--- Records supplied Enclosed Below ---
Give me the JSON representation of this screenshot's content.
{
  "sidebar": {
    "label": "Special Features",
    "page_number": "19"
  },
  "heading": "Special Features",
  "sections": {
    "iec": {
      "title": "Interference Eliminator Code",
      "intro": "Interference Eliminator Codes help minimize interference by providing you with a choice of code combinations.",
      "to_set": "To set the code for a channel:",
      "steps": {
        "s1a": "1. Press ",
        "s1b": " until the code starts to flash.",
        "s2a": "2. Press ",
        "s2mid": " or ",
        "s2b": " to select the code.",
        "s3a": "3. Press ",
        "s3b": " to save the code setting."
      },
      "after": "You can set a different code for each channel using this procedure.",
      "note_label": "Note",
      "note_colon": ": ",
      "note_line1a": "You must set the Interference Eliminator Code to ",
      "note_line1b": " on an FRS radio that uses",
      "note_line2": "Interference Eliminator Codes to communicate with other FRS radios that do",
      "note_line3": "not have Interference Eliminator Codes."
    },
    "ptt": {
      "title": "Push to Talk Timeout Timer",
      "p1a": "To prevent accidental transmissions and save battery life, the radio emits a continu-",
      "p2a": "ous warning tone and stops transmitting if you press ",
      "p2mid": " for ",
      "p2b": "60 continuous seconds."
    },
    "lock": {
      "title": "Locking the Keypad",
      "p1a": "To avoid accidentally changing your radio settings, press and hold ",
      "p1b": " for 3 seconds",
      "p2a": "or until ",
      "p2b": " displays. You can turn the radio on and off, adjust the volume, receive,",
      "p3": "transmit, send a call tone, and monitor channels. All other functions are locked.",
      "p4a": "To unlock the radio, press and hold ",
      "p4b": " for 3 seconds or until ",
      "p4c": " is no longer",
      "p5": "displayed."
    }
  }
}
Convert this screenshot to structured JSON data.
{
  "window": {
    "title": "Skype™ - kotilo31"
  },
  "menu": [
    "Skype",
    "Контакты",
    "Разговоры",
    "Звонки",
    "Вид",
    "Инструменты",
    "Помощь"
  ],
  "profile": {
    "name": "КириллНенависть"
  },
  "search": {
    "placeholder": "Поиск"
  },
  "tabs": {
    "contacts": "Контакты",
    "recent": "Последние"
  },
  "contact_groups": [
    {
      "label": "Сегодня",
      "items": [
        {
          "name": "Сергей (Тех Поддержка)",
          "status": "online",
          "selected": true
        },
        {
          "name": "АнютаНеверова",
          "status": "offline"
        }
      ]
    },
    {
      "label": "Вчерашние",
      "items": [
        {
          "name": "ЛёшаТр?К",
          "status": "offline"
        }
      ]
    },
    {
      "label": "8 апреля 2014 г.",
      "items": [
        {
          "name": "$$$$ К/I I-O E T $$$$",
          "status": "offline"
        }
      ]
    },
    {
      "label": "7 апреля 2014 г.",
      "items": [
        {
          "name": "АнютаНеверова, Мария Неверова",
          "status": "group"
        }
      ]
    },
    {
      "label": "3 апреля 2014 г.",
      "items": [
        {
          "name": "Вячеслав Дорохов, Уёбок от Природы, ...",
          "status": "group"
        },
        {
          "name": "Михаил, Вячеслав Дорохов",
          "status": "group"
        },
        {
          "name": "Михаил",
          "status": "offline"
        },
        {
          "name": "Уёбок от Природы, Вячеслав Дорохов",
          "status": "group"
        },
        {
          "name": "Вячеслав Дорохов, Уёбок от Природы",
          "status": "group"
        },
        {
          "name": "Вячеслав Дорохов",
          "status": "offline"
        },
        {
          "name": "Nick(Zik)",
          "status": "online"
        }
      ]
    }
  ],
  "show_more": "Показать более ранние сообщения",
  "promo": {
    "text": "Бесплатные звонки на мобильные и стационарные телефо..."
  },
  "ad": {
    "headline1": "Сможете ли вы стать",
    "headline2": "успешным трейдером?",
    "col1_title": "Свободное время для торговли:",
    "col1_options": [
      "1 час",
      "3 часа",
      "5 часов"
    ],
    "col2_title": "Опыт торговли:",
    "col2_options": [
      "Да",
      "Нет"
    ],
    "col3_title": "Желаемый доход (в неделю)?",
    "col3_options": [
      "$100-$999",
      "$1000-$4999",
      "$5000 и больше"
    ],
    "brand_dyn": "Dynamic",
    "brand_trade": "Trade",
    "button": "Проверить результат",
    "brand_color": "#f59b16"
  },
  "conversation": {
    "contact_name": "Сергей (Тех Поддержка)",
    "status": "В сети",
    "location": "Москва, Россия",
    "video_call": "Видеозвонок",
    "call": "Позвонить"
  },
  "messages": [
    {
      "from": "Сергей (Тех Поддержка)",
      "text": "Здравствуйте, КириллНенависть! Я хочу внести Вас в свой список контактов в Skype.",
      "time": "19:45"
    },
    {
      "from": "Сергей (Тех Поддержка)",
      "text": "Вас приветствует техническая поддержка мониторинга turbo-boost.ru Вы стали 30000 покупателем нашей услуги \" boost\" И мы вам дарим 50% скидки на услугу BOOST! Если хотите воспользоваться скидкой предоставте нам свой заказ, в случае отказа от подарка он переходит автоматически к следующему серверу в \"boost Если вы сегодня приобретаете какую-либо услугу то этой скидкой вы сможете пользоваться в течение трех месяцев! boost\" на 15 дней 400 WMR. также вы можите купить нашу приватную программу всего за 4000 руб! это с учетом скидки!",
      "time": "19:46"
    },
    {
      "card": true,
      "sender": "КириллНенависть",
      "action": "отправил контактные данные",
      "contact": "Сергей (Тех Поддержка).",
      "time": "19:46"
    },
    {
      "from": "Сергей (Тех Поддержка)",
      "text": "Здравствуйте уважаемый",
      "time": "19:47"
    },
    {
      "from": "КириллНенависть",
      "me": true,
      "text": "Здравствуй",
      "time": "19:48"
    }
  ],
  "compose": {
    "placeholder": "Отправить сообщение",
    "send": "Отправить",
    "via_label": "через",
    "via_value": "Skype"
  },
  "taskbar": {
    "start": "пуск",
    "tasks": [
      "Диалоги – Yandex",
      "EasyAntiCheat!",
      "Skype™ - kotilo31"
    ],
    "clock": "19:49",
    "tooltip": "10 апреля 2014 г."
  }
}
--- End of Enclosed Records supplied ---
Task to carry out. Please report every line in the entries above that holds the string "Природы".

Answer to the exercise.
          "name": "Вячеслав Дорохов, Уёбок от Природы, ...",
          "name": "Уёбок от Природы, Вячеслав Дорохов",
          "name": "Вячеслав Дорохов, Уёбок от Природы",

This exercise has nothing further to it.